Gratuity…Tipping While Traveling
By Erin Delligatti, Owner of Never Grow Up Travel
To tip or not to tip?
Well, that is silly. Of course you tip. But how much? How often? Who? It is easy enough to know what to tip servers at restaurants, but when you travel, you meet all kinds of people that work to make your vacation be the best it can be, and tipping rewards them for good service.
It begins at the airport. If you check your bags outside, you should tip your porter about $1 per bag. If the porter is especially nice and helpful, and whisks you through quickly with a smile, perhaps give him/her a little more for their cheer. If the service costs (some airlines charge to curbside check) that money does NOT go to the porters, it goes to the airline, so tip them anyway.
Tip flight attendants? No.
When you arrive at your destination, porters will be waiting by the baggage carousels, hoping to help you. Again, figure an average of $1 per bag, but if they are willing to take it to your rental car for you, give them a bit extra.
- If you have a car service picking you up, you should tip the driver 20% unless they made you wait or were cranky…then reduce accordingly.
- If you take a courtesy shuttle, give the driver a couple of dollars, or more if they help with your bags.
- Once you arrive at your hotel, more porters wait to help you! Definitely tip them as they handle your bags from the car and then eventually deliver to your room.
- Tip hotel employees checking you in? No.
- Other hotel employees that get tipped…porters hailing cabs for you get $1-$2. Valet parkers when you are dropping off and picking up your vehicle, $2 or $3.
- Servers in restaurants get 18-20% if they provided good service, but please note…in tourist destinations, it is customary to add gratuity to a bill, even if you don’t have a large party, so make sure you aren’t double tipping.
- Spa and salon employees get 20%.
- Housekeepers should receive about $1 per day, per person, although if there are only two of you I suggest giving at least $3 or $4. It should be left so it is obviously meant as a tip, or they will not take it; the bed is usually a good spot, perhaps on a pillow so it is clear you left it for them.
- Room Service staff: almost always gratuity in addition to a service charge is already added onto the bill, but when in doubt, ask.
- Concierge: Normally, no, unless they get you a great reservation, then a $5 bill is much appreciated. If you are on a concierge floor and someone was extra helpful, you might slip them a little tip. If they don’t accept cash, you might consider giving them a nice box of candy, or writing them a thank you letter upon your return.
- Tour guides: if it is a group tour, a few dollars per person for a job well done is a good idea. For a private tour, it depends on the length…on a full day tour, $10-$15 per person would be appropriate.
Usually, you can prepay gratuities, or they are added to your room bill. Those tips cover room stewards and the dining room staff. When you buy alcohol or items of food that cost, gratuity is usually automatically added, even if it is just a can of soda. Be aware of that before you tip, to make sure you aren’t double tipping. I usually, however, give the room stewards extra if they did a good job (and they usually do!)
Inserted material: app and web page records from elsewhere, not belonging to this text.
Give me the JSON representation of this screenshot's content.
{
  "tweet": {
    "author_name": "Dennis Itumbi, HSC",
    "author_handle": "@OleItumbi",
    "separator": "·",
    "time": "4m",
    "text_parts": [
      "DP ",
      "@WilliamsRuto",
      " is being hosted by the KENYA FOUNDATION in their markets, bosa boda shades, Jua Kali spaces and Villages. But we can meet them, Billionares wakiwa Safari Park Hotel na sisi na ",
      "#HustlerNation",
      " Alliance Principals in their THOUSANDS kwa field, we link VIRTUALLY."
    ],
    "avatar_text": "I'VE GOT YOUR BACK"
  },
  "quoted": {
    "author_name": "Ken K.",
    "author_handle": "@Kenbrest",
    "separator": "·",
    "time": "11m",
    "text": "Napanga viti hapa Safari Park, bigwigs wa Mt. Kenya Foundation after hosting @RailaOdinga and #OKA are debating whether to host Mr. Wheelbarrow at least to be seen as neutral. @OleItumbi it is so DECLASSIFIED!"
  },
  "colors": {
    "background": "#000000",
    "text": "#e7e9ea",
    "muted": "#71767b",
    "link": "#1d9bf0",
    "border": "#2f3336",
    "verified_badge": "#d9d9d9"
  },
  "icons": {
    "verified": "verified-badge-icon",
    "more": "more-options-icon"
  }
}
Standard suggestions for cruise tipping per day (to be done on the last night, per person in your party):
- Dining room server: $3-4
- Assistant server: $1-$3
- Maitre D or Head Server: $1
- Room Steward: $3-4
- For excursions, usually they are run by staff not employed by the cruise line. Definitely tip…for example, on the boat we recently took in Nassau for a three stop snorkel, we gave the two employees on the boat $20 to share. It is very subjective, based on what you did and how nice and knowledgeable your guides were.
- For daycare staff onboard, gifts are nice. They especially appreciate prepaid International phone cards, as many staff members come from different parts of the world. That is a great thank you for entertaining your children during your vacation!
Tipping customs in each country vary, and there are too many traditions in regards to gratuity to cover. When you are traveling to another country, poorer countries especially, expect to be asked for tips for everything from handing you toilet paper for the bathroom to waving to you. Just remember, a good rule of thumb for tipping is when someone provides you something helpful, you tip. If they just want a tip because they are standing there, smile and act like you don’t understand what they are asking for.
ALWAYS get a good guide book or a very experienced travel agent before going to another country on a land tour. For example, when I went to Egypt, tipping was requested by almost everyone I saw…sometimes for just being there. If I hadn’t been prepared, I wouldn’t have known how to handle it.
Lastly, travel agents. When you have a good travel agent, you may be inspired to tip them…but don’t. If you want to thank them, a wonderful thank you letter, or a gift is more appropriate than cash. Almost always, they are compensated from the travel companies when they book your trip…and you get their knowledge and service for free. But a thank you is always appreciated!